Kidney Research Northwest

Kidney Cancer: A Mersey Kidney First Project 2013

The number of cases of kidney cancer diagnosed in the UK, and in many other industrialised countries, has doubled in the past thirty years. Almost half of all patients diagnosed with kidney cancer die from the disease. We urgently need to improve treatment for patients with kidney cancer.

Pictured left is Ms Shie-Hong Chang, a MKF-funded Ph.D. student in the p53/MDM2 Research Group at the University of Liverpool Cancer Research Centre, 200 London Road, Liverpool L3 9TA. Shie-Hong is currently writing up her thesis having completed her laboratory research.

One of the major factors determining whether a patient will die from kidney cancer is whether the disease spreads away from the primary tumour to new sites in the body, a process known as metastasis.

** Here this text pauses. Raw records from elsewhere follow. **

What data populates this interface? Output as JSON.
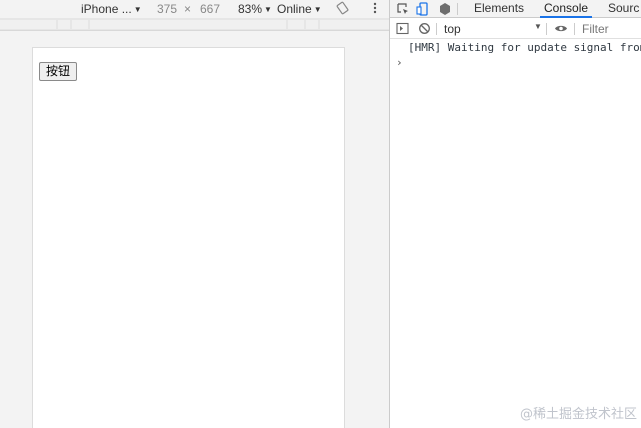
{
  "device_toolbar": {
    "device": "iPhone ...",
    "width": "375",
    "times": "×",
    "height": "667",
    "zoom": "83%",
    "network": "Online"
  },
  "page": {
    "button_label": "按钮"
  },
  "devtools": {
    "tabs": [
      "Elements",
      "Console",
      "Sourc"
    ],
    "active_tab": "Console",
    "context": "top",
    "filter_placeholder": "Filter"
  },
  "console": {
    "messages": [
      "[HMR] Waiting for update signal from"
    ],
    "prompt": "›"
  },
  "watermark": "@稀土掘金技术社区",
  "colors": {
    "accent": "#1a73e8",
    "panel_bg": "#f3f3f3"
  },
  "icons": [
    "dropdown-arrow-icon",
    "rotate-icon",
    "more-vertical-icon",
    "inspect-element-icon",
    "device-toggle-icon",
    "extension-icon",
    "sidebar-toggle-icon",
    "clear-console-icon",
    "eye-icon"
  ]
}
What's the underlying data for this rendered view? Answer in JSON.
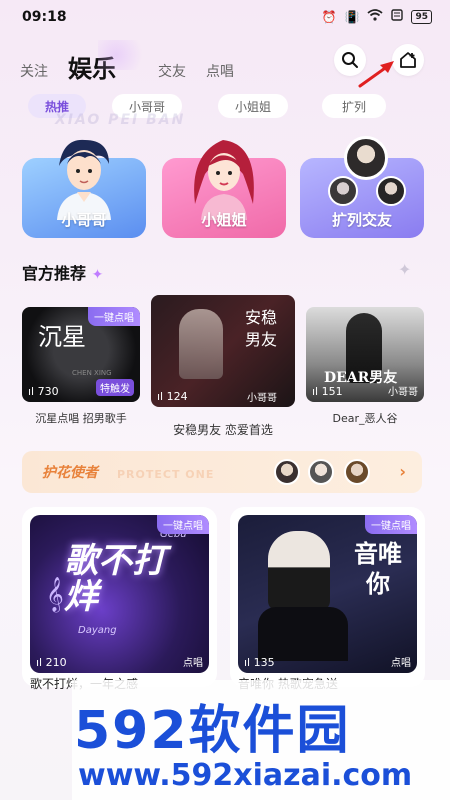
{
  "status": {
    "time": "09:18",
    "battery": "95"
  },
  "nav": {
    "tabs": [
      {
        "label": "关注"
      },
      {
        "label": "娱乐"
      },
      {
        "label": "交友"
      },
      {
        "label": "点唱"
      }
    ]
  },
  "chips": [
    "热推",
    "小哥哥",
    "小姐姐",
    "扩列"
  ],
  "bg_text": "XIAO PEI BAN",
  "categories": [
    {
      "label": "小哥哥"
    },
    {
      "label": "小姐姐"
    },
    {
      "label": "扩列交友"
    }
  ],
  "section": {
    "title": "官方推荐"
  },
  "recommended": [
    {
      "badge": "一键点唱",
      "cover_text": "沉星",
      "cover_sub": "CHEN XING",
      "count": "730",
      "tag": "特触发",
      "title": "沉星点唱 招男歌手"
    },
    {
      "cover_text": "安稳男友",
      "cover_sub": "小哥哥",
      "count": "124",
      "title": "安稳男友 恋爱首选"
    },
    {
      "cover_text": "DEAR男友",
      "cover_sub": "小哥哥",
      "count": "151",
      "title": "Dear_恶人谷"
    }
  ],
  "banner": {
    "title": "护花使者",
    "ghost": "PROTECT ONE"
  },
  "big_cards": [
    {
      "badge": "一键点唱",
      "cover_text": "歌不打烊",
      "cover_en": "Gebu",
      "cover_en2": "Dayang",
      "count": "210",
      "tag": "点唱",
      "title": "歌不打烊，一年之感"
    },
    {
      "badge": "一键点唱",
      "cover_text": "音唯你",
      "count": "135",
      "tag": "点唱",
      "title": "音唯你 热歌宠急送"
    }
  ],
  "watermark": {
    "brand": "592软件园",
    "url": "www.592xiazai.com"
  }
}
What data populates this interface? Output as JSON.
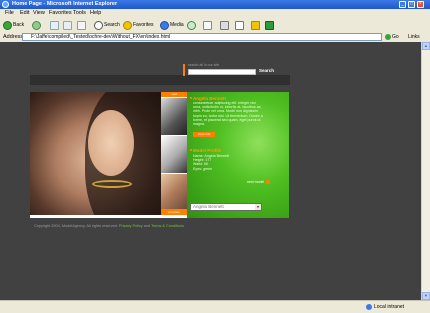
{
  "window": {
    "title": "Home Page - Microsoft Internet Explorer",
    "buttons": {
      "minimize": "_",
      "maximize": "□",
      "close": "×"
    }
  },
  "menu": [
    "File",
    "Edit",
    "View",
    "Favorites",
    "Tools",
    "Help"
  ],
  "toolbar": {
    "back": "Back",
    "search": "Search",
    "favorites": "Favorites",
    "media": "Media"
  },
  "address": {
    "label": "Address",
    "value": "F:\\Jaffe\\compiled\\_Tested\\ochre-dev\\Without_FX\\en\\index.html",
    "go": "Go",
    "links": "Links"
  },
  "status": {
    "zone": "Local intranet"
  },
  "site": {
    "search_hint": "search all in our site",
    "search_placeholder": "",
    "search_button": "Search",
    "thumbs_top": "next",
    "thumbs_bottom": "previous",
    "model_name": "Angela Bennett",
    "bio": "consectetuer adipiscing elit. Integer nisi urna, sollicitudin ut, lobortis at, faucibus ac, nibh. Proin vel urna. Morbi non dignissim turpis eu, tortor nisl. Ut fermentum. Donec a lorem, et placerat sed quam, eget purus ut magna.",
    "more_button": "more info",
    "profile_heading": "Model Profile",
    "profile_lines": [
      "Name: Angela Bennett",
      "Height: 177",
      "Waist: 60",
      "Eyes: green"
    ],
    "next_model": "next model",
    "select_value": "Angela Bennett",
    "copyright": "Copyright 2004, ModelAgency. All rights reserved.",
    "privacy_link": "Privacy Policy",
    "and": "and",
    "terms_link": "Terms & Conditions"
  },
  "colors": {
    "accent": "#ff7f00",
    "panel_green": "#4fbf22",
    "page_bg": "#414141"
  }
}
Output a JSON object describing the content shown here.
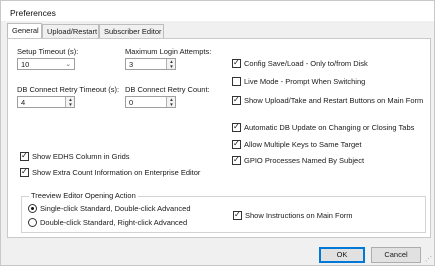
{
  "window": {
    "title": "Preferences"
  },
  "tabs": [
    {
      "label": "General",
      "active": true
    },
    {
      "label": "Upload/Restart",
      "active": false
    },
    {
      "label": "Subscriber Editor",
      "active": false
    }
  ],
  "left": {
    "setup_timeout": {
      "label": "Setup Timeout (s):",
      "value": "10"
    },
    "max_login": {
      "label": "Maximum Login Attempts:",
      "value": "3"
    },
    "db_retry_timeout": {
      "label": "DB Connect Retry Timeout (s):",
      "value": "4"
    },
    "db_retry_count": {
      "label": "DB Connect Retry Count:",
      "value": "0"
    },
    "show_edhs": {
      "label": "Show EDHS Column in Grids",
      "checked": true
    },
    "show_extra": {
      "label": "Show Extra Count Information on Enterprise Editor",
      "checked": true
    }
  },
  "right": {
    "config_save": {
      "label": "Config Save/Load - Only to/from Disk",
      "checked": true
    },
    "live_mode": {
      "label": "Live Mode - Prompt When Switching",
      "checked": false
    },
    "show_upload": {
      "label": "Show Upload/Take and Restart Buttons on Main Form",
      "checked": true
    },
    "auto_db": {
      "label": "Automatic DB Update on Changing or Closing Tabs",
      "checked": true
    },
    "multi_keys": {
      "label": "Allow Multiple Keys to Same Target",
      "checked": true
    },
    "gpio": {
      "label": "GPIO Processes Named By Subject",
      "checked": true
    }
  },
  "treeview": {
    "legend": "Treeview Editor Opening Action",
    "option1": {
      "label": "Single-click Standard, Double-click Advanced",
      "selected": true
    },
    "option2": {
      "label": "Double-click Standard, Right-click Advanced",
      "selected": false
    },
    "show_instructions": {
      "label": "Show Instructions on Main Form",
      "checked": true
    }
  },
  "buttons": {
    "ok": "OK",
    "cancel": "Cancel"
  },
  "colors": {
    "focus_border": "#0078d7",
    "panel_bg": "#ffffff",
    "window_bg": "#f0f0f0"
  }
}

As with many types of cancer, some small tumours metastasise early and yet some large tumours never do. We are investigating mechanisms that determine this difference with the aim of identifying better approaches for therapy that would target the molecular basis of these differences (Noon et al., 2010). Our studies rely partly on the understanding we have developed of the unusual way that the kidney responds to chemotherapeutic drugs (reviewed in (Vlatkovic et al., 2011)).

We have focussed on a protein called MDM2 that promotes kidney cancer, in part through an interaction with a protein called p53, a cancer suppressing protein known as the “guardian of the genome”. We have found that MDM2 function is abnormal in kidney cancer cells (Warburton et al., 2005) and increased amounts of MDM2 are linked with more aggressive kidney tumours (Noon et al., 2012), typically together with abnormally high levels of normal p53 protein which in other cancers helps to prevent disease, but which seems to fail to do so in kidney cells. Indeed, as we showed in studies we published in 2012, analysis of MDM2 and p53 provides a promising way to predict how an individual patient’s disease will progress.

Our current research is aimed at testing the hypothesis that MDM2 promotes more aggressive behaviour in renal cancer cells and that the balance between MDM2 and other proteins it interacts with particularly p53, determines tumour aggressiveness (we will also study another protein we discovered to be involved in this process which suppresses metastasis called NME). Future work will be aimed at screening for potential therapeutic compounds to inhibit interactions between MDM2 and other proteins such as p53.

References cited

Noon, A.P., Polanski, R., El-Fert, A.Y., Kalirai, H., Shawki, H., Campbell, F., Dodson, A., Eccles, R.M., Lloyd, B.H., Sibson, D.R., et al. (2012). Combined p53 and MDM2 biomarker analysis shows a unique pattern of expression associated with poor prognosis in patients with renal cell carcinoma undergoing radical nephrectomy. BJU Int 109, 1250-1257.

Noon, A.P., Vlatkovic, N., Polanski, R., Maguire, M., Shawki, H., Parsons, K., and Boyd, M.T. (2010). p53 and MDM2 in renal cell carcinoma: biomarkers for disease progression and future therapeutic targets? Cancer 116, 780-790.

Polanski, R., Maguire, M., Nield, P.C., Jenkins, R.E., Park, B.K., Krawczynska, K., Devling, T., Ray-Sinha, A., Rubbi, C.P., Vlatkovic, N., et al. (2011). MDM2 interacts with NME2 (non-metastatic cells 2, protein) and suppresses the ability of NME2 to negatively regulate cell motility. Carcinogenesis 32, 1133-1142.

Polanski, R., Warburton, H.E., Ray-Sinha, A., Devling, T., Pakula, H., Rubbi, C.P., Vlatkovic, N., and Boyd, M.T. (2010). MDM2 promotes cell motility and invasiveness through a RING-finger independent mechanism. FEBS Lett 584, 4695-4702.

Vlatkovic, N., Crawford, K., Rubbi, C.P., and Boyd, M.T. (2011). Tissue-specific therapeutic targeting of p53 in cancer: one size does not fit all. Curr Pharm Des 17, 618-630.

Warburton, H.E., Brady, M., Vlatkovic, N., Linehan, W.M., Parsons, K., and Boyd, M.T. (2005). p53 regulation and function in renal cell carcinoma. Cancer Res 65, 6498-6503.

Figure 1. Analysis of patient survival for a cohort of patients with kidney cancer analysed by standard clinical staging and by p53/MDM2 levels shows that both approaches distinguish patients with differing responses to treatment (reproduced from Noon et al., The British Journal of Urology international, 2012)

Research Partners
Liverpool University The Royal Liverpool and Broadgreen University Hospital
Supported by
Mitchell Charlesworth